"He is a veteran; he's been there," Sherman said. "He's a proven winner and a first-class individual from what we have heard from our hockey staff in terms of the type of person that J.S. is. We want to put Semyon in an environment where he'll have the most chance to succeed. I think having a calm, veteran presence in J.S. Giguere fits that bill."
Jean-Sebastian Giguere (Getty Images)
Giguere spent eight-plus seasons with Anaheim and backstopped the Ducks to two Stanley Cup Finals. He won the Conn Smythe Trophy in 2003 when the Ducks lost to New Jersey in seven games, and he led the Ducks to the only Cup in franchise history four years later.

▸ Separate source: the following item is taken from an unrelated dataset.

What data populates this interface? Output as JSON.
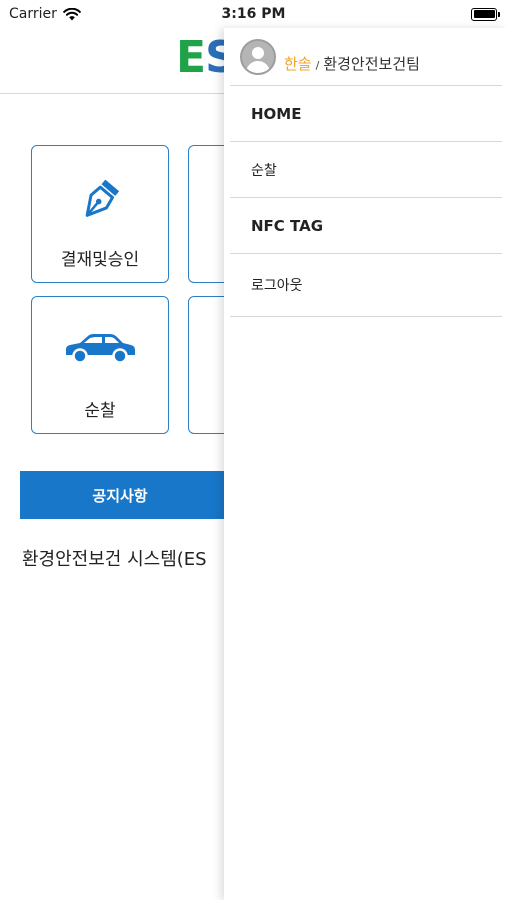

The Montreal native was traded to Toronto in January 2010, and this past season with the Maple Leafs posted an 11-11-4 record in 33 games with a 2.87 average and .900 save percentage while battling groin problems. Giguere has played in 525 career NHL games with a 231-195-67 record, 34 shutouts, a 2.53 average and .913 save percentage.
"I spoke to him early this afternoon and he's just thrilled to be on board and to be in this environment and to embrace that (backup) role," Sherman said. "I think when you look at our overall roster, we have a young makeup as a hockey club. J.S. is a person in his mid-30s and can provide some leadership off the ice and help some of our young players along.
"In our situation we obviously wanted to have a scenario where there was a backup that has a track record in the NHL and can help through some of the inevitable bumps that occur throughout the long season."
"We feel like we've addressed our goaltending position in total. We certainly feel we've addressed our priority at the goaltending position."
-- Avalanche GM Greg Sherman
Hejda, a 6-3, 237-pounder, was given a four-year, $13 million contract. Kobasew signed a two-year, $2.5 million deal.
Hejda, 33, had 5 goals and 15 assists in 77 games with Columbus last season, his fourth with the Blue Jackets. He has 12 goals and 64 assists in 341 career NHL games with Edmonton and the Blue Jackets.
Kobasew, 29, had 9 goals and 7 assists in 63 games with Minnesota. He has 96 goals and 89 assists in 473 career games with Calgary, Boston and the Wild.
The Avalanche elected not to re-sign left wing Tomas Fleischmann, who signed a four-year, $18 million contract with Florida. Fleischmann had 8 goals and 13 assists in 22 games following his Nov. 30, 2010 acquisition from Washington in exchange for defenseman Scott Hannan, but he missed the final 36 games after being diagnosed with a blood clot in each of his lungs.
"Given the risks associated with his health, we made a decision to move on," Sherman said of Fleischmann, who signed a four-year deal with Florida. "We wish him all the best."